Organizations’ finances plunge further in doubt

The financial threats facing the Women and Gender Equity Center and the Center for Alcohol Studies and Education got a bit more serious last week, with both entities now possibly staring at collapses next year.

The Flipside is facing financial concerns of its own after the English department rescinded its sponsorship of the magazine earlier this semester, curtailing the magazine’s status and possibly placing new limits on its funding eligibility.

Student Senate announced Monday that WAGE and CASE, both of which had scrambled earlier this year to obtain financial support through student-segregated fees, were denied any funding next year by the Senate Finance Commission.

Senate Treasurer Michael Umhoefer said after Monday’s meeting both organizations knew they were up against deadlines to find new sources of funding and failed to do so, which caused both to ask for financial support months after official requests for funding had been due.

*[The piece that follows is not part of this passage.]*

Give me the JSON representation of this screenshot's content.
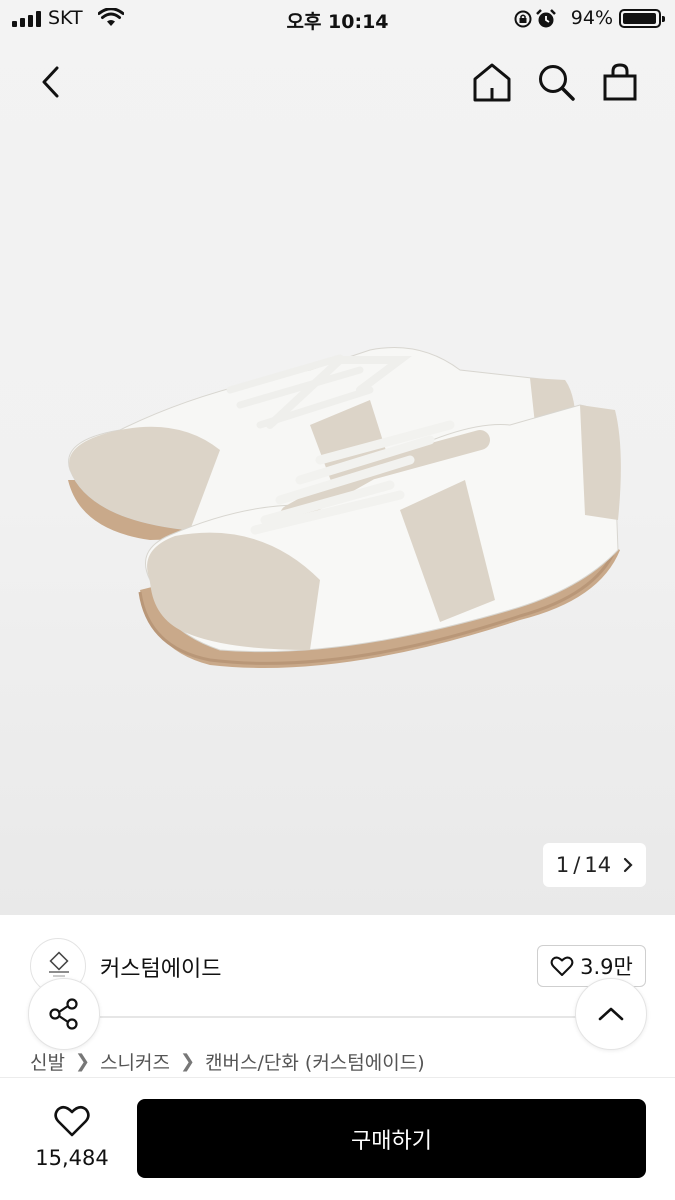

“There has to be some sort of responsibility there,” Umhoefer said. “If I don’t turn in my budget for Senate, I get in trouble and there would be financial repercussions, and that’s just how it goes.”

Umhoefer and Sen. Dylan Jambrek also said that WAGE and CASE are administrative organizations and should be funded by the university administration rather than student fees.

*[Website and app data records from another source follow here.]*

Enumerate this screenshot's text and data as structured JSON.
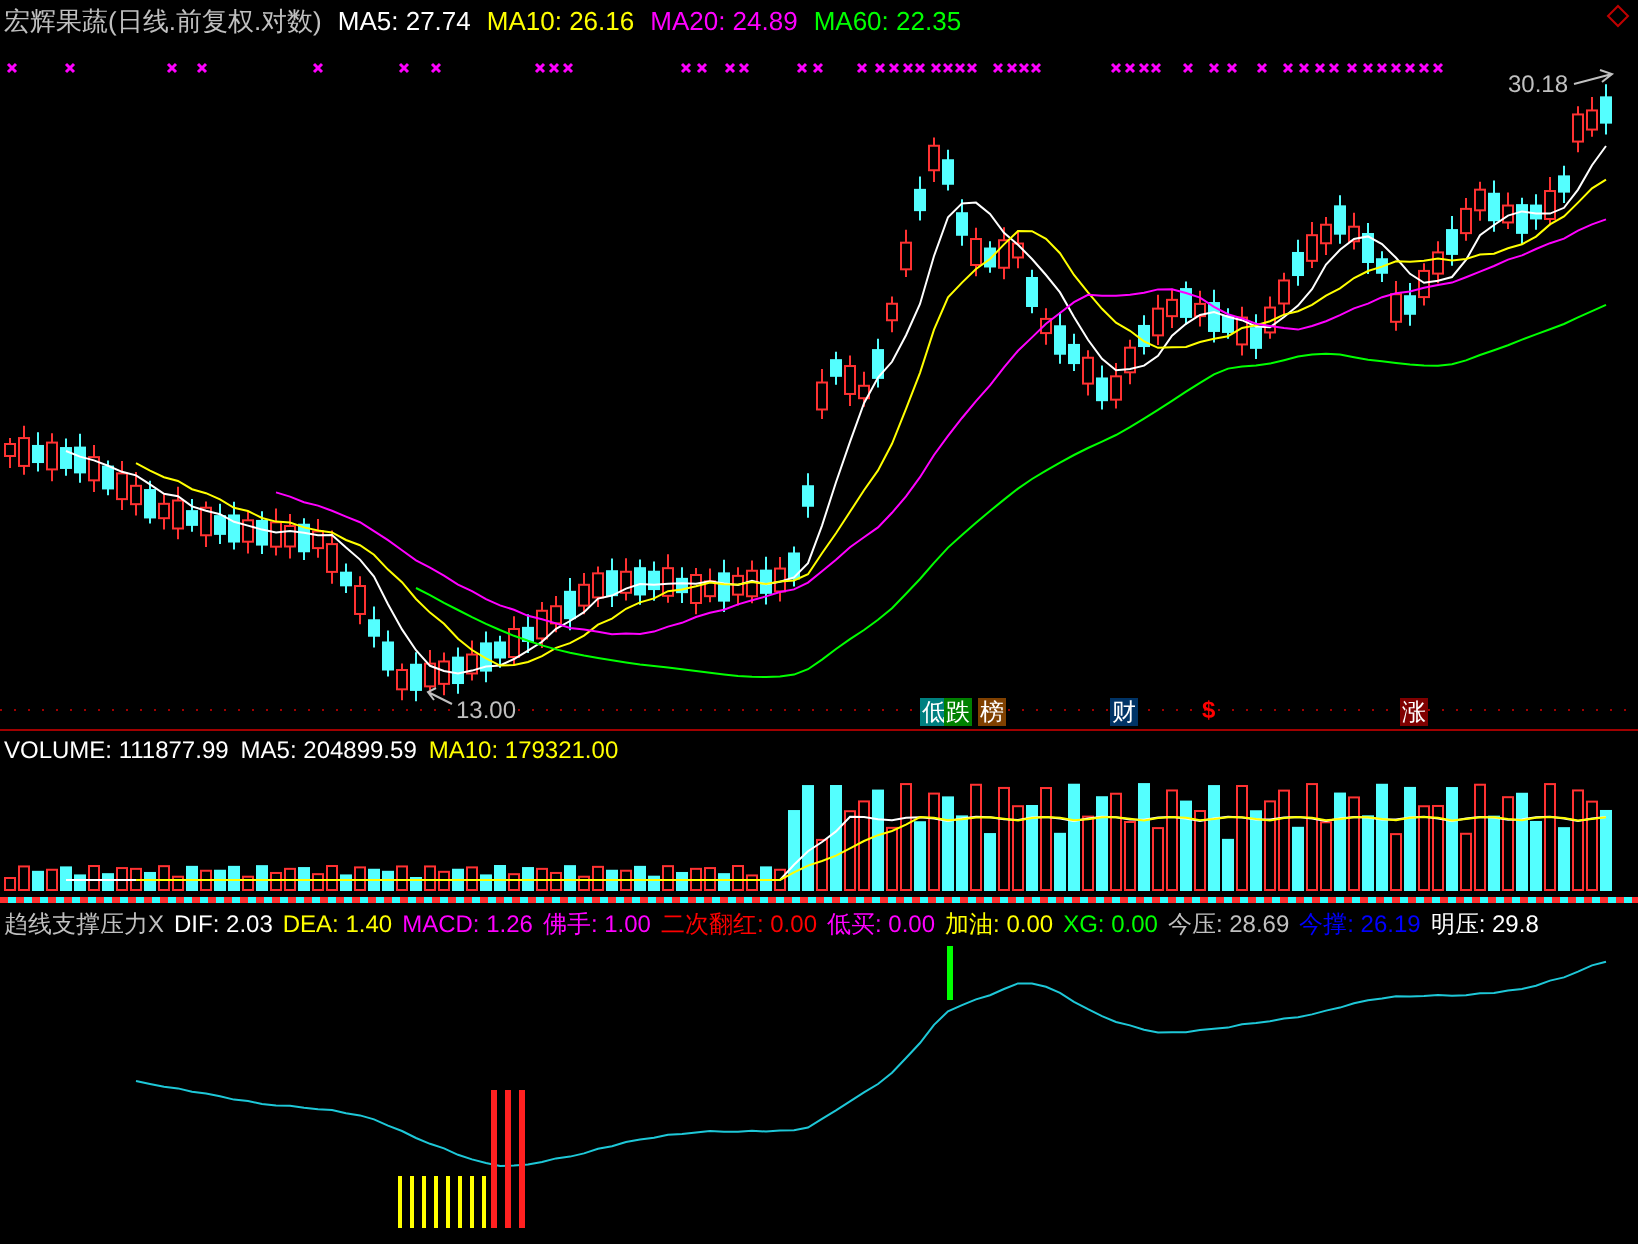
{
  "price_panel": {
    "title": "宏辉果蔬(日线.前复权.对数)",
    "legend": [
      {
        "label": "MA5: 27.74",
        "color": "#ffffff"
      },
      {
        "label": "MA10: 26.16",
        "color": "#ffff00"
      },
      {
        "label": "MA20: 24.89",
        "color": "#ff00ff"
      },
      {
        "label": "MA60: 22.35",
        "color": "#00ff00"
      }
    ],
    "high_label": "30.18",
    "low_label": "13.00",
    "badges": [
      {
        "kind": "tag",
        "text": "低",
        "color": "#008080"
      },
      {
        "kind": "tag",
        "text": "跌",
        "color": "#008000"
      },
      {
        "kind": "tag",
        "text": "榜",
        "color": "#804000"
      },
      {
        "kind": "tag",
        "text": "财",
        "color": "#003366"
      },
      {
        "kind": "sign",
        "text": "$",
        "color": "#ff0000"
      },
      {
        "kind": "tag",
        "text": "涨",
        "color": "#800000"
      }
    ]
  },
  "volume_panel": {
    "legend": [
      {
        "label": "VOLUME: 111877.99",
        "color": "#ffffff"
      },
      {
        "label": "MA5: 204899.59",
        "color": "#ffffff"
      },
      {
        "label": "MA10: 179321.00",
        "color": "#ffff00"
      }
    ]
  },
  "indicator_panel": {
    "legend": [
      {
        "label": "趋线支撑压力X",
        "color": "#c0c0c0"
      },
      {
        "label": "DIF: 2.03",
        "color": "#ffffff"
      },
      {
        "label": "DEA: 1.40",
        "color": "#ffff00"
      },
      {
        "label": "MACD: 1.26",
        "color": "#ff00ff"
      },
      {
        "label": "佛手: 1.00",
        "color": "#ff00ff"
      },
      {
        "label": "二次翻红: 0.00",
        "color": "#ff0000"
      },
      {
        "label": "低买: 0.00",
        "color": "#ff00ff"
      },
      {
        "label": "加油: 0.00",
        "color": "#ffff00"
      },
      {
        "label": "XG: 0.00",
        "color": "#00ff00"
      },
      {
        "label": "今压: 28.69",
        "color": "#c0c0c0"
      },
      {
        "label": "今撑: 26.19",
        "color": "#0000ff"
      },
      {
        "label": "明压: 29.8",
        "color": "#ffffff"
      }
    ]
  }
}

WAGE was funded through differential tuition dollars during the first three years of its operation. During those three years, the organization was required to find new sources of money but failed to do so, forcing WAGE to scramble for funding last year.

The organization was saved this year after several administrative offices agreed to fund WAGE for one year, but the organization again failed to find other sources of funding.

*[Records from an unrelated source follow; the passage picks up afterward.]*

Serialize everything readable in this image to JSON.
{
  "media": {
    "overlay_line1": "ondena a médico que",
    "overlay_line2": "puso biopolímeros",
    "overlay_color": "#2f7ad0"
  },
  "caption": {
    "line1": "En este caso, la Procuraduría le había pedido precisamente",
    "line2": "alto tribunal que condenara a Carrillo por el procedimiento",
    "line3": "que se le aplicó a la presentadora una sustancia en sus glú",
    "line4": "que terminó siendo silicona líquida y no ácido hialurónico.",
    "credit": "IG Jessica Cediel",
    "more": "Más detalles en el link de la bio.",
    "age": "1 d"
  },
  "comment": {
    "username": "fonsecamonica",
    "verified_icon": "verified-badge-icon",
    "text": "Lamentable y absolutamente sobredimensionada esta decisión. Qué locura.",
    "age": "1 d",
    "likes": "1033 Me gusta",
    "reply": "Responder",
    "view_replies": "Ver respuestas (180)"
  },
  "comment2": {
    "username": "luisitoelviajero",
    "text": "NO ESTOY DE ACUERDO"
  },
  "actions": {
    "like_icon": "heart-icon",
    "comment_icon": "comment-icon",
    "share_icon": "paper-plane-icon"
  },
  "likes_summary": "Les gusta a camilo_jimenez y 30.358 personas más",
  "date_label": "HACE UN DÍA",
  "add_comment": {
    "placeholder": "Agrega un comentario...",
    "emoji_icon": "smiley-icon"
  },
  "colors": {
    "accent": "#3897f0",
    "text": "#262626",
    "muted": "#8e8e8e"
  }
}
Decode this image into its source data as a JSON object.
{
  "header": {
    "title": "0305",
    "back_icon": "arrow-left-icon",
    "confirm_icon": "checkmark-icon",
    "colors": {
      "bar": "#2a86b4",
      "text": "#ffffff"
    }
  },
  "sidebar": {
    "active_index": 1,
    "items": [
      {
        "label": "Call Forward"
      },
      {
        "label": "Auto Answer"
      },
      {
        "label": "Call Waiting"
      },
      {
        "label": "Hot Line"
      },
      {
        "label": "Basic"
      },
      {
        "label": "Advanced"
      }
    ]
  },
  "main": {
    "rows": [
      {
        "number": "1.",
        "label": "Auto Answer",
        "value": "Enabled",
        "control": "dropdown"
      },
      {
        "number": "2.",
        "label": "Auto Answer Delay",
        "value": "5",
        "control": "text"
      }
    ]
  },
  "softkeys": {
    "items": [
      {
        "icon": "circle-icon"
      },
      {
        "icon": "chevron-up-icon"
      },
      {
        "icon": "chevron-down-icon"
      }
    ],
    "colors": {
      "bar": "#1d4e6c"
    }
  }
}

CASE has previously been supported through grants, but that funding is about to dry up with no alternatives yet on the table.

Jambrek said WAGE and CASE are now facing bankruptcy next year, but added both organizations can still appeal to Senate for a new decision.

“They have this year, and next year they have zero dollars, unless their appeal is successful,” Jambrek said, adding the appeal process will begin next week. He said Senate has between $600,000 and $900,000 in carryover funds available to hand out to organizations, but whether any of that will go to WAGE or CASE is yet to be determined.

Jambrek added that both organizations might still be able to receive help through grants or from the Chancellor, but that if those options don’t pan out, “then they’re pretty much eradicated – they’re pretty much gone.”

The Flipside’s funding eligibility could drop to just $750 a year after the English department withdrew its sponsorship of the organization this year, Jambrek said. Senate granted the Flipside $7,200 for the 2008-09 year, according to an e-mail sent to The Spectator last May by then-President Ray French.

“Basically any administrative or faculty department needs to absorb them and sponsor them,” Jambrek said. “They need to find a home, and if they don’t they’ll be at $750, which from my understanding of their budget would presumably kill their organization unless they have some other source of funding.”